In a section further examining whether termination was warranted, the arbitrator managing the tribunal contrasted the parties’ claims, partly excerpting Besse’s statements at the time her employment was terminated:

Based on [TimeCamp’s video-based] evidence, I find Miss Besse did not have to take steps to get TimeCamp to differentiate between her work and personal activities once she was logged onto the program. I find TimeCamp automatically recorded activities in such a way that Reach could identify and classify them as work or non-work related. I also find the videos show that as tracked in TimeCamp, Miss Besse did not work on files she recorded time for in her timesheets, leading to the unaccounted hours. Miss Besse says she could not explain the 50.76 unaccounted hours since she did not fully understand how to use TimeCamp. I find this does not matter given TimeCamp’s automatic tracking functionality described above. I accept the 50.76 figure based on Reach’s calculation of time Miss Besse recorded in her timesheets less her work time recorded by TimeCamp.

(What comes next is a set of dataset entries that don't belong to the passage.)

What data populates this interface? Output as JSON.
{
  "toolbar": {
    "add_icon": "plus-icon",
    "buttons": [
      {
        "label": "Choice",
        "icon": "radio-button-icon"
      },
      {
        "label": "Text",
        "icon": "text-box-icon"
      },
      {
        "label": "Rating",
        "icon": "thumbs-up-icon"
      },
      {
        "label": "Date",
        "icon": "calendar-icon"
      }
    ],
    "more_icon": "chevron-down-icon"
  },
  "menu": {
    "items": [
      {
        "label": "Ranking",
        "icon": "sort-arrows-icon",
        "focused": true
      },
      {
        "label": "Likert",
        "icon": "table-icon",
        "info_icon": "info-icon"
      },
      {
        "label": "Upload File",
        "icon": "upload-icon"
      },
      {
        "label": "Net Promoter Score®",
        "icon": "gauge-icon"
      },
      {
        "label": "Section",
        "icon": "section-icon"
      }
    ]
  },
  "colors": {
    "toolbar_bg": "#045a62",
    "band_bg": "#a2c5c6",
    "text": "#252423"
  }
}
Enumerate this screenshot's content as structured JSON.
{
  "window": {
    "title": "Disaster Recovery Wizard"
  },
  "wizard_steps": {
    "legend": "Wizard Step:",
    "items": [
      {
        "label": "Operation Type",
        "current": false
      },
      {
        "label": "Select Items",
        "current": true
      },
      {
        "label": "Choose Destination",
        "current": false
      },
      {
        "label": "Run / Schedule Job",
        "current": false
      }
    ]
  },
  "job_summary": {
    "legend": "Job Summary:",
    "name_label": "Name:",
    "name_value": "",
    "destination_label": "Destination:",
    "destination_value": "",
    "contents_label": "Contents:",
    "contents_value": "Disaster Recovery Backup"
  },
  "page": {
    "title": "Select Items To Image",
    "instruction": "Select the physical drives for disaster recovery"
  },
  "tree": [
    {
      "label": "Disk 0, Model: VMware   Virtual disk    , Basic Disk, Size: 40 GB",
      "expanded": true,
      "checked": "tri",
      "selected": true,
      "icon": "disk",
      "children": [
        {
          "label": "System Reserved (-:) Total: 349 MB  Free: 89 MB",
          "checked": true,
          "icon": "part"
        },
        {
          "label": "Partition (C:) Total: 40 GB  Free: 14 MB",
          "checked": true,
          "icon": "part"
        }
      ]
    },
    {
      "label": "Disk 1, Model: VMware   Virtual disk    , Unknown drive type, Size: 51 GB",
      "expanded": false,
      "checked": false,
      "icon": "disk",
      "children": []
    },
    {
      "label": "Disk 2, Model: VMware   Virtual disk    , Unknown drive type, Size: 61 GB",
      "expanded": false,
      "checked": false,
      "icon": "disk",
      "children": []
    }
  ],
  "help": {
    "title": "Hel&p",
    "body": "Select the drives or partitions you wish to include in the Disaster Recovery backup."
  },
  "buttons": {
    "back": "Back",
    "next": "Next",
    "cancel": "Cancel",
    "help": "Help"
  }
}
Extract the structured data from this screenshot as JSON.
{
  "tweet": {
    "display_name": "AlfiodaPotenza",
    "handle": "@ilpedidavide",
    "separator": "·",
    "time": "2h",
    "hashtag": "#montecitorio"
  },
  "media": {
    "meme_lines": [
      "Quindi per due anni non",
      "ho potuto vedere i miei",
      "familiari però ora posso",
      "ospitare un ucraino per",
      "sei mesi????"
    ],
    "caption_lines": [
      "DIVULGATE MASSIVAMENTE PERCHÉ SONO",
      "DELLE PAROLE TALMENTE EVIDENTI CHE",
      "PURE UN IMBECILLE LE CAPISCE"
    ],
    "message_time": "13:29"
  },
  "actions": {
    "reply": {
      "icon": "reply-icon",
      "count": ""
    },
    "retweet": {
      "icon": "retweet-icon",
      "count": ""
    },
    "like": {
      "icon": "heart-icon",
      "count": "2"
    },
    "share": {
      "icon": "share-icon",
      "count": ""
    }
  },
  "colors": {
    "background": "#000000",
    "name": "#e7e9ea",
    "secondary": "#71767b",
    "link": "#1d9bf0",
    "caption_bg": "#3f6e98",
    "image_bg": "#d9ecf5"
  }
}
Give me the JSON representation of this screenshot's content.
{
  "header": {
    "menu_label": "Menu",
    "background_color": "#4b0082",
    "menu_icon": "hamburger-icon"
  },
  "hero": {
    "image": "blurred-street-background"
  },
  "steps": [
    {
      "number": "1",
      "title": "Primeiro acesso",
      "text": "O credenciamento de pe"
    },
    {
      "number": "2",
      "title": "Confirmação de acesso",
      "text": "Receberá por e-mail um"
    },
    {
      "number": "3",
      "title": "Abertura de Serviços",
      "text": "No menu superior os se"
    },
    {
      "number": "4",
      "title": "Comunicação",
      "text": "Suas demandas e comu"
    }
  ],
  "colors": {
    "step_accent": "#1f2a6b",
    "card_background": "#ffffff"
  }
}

Even if I accept Miss Besse was working in hard copy most of the time, there is no evidence she uploaded her work onto Reach’s electronic system, or otherwise demonstrated to Reach that she spent any significant amount of time performing work-related tasks in connection with the 50.76 unaccounted hours. So, I accept Reach’s explanation that Miss Besse’s printing volume did not add up and that she did not upload work she did in hard copy … I find it difficult to accept she would not have taken the time Reach offered her to reflect on the allegation raised and to give her side of the story if she thought she had done nothing wrong, even if she was afraid. Instead, when confronted with information about Reach’s timekeeping analysis, Miss Besse said “Honestly, I don’t really think I need time to look at it, it’s pretty… like, you can’t fight the time […]” She went on to say “Clearly, I’ve plugged time to files that I didn’t touch and that wasn’t right or appropriate in any way or fashion, and I recognize that and so for that I’m really sorry […]” and repeated later “Clearly, it’s, I’ve plugged hours that I shouldn’t have plugged to files um when I wasn’t working on them and like, I can’t hide that” (reproduced as spoken).

Ultimately, the tribunal’s final decision favored Reach CPA Inc. over Besse. In addition to “time theft” damages, Besse was ordered to repay an advance (and the fee for the tribunal):

Within 30 days of the date of this order [January 11 2023], I order Karlee Besse to pay Reach CPA Inc. a total of $2,756.89, broken down as follows:

a. $2,603.07 in debt and damages for time theft and the outstanding part of the advance Reach made to Miss Besse,

b. $28.82 in pre-judgment interest under the COIA, and

c. $125 in CRT fees.

I dismiss Miss Besse’s claims.

“Time theft” as a concept that gained prominence in a broader post-2020 debate over remote work, and news about the role of “spy software” in the case involving Besse and Reach CPA Inc. went viral as a result. On the surface, the story appeared to be a cautionary tale, warning of the broad dangers of remote work. In actuality, “spy software” was used during the course of an employment-related tribunal in order to validate the worker’s claims of unpaid wages and wrongful termination.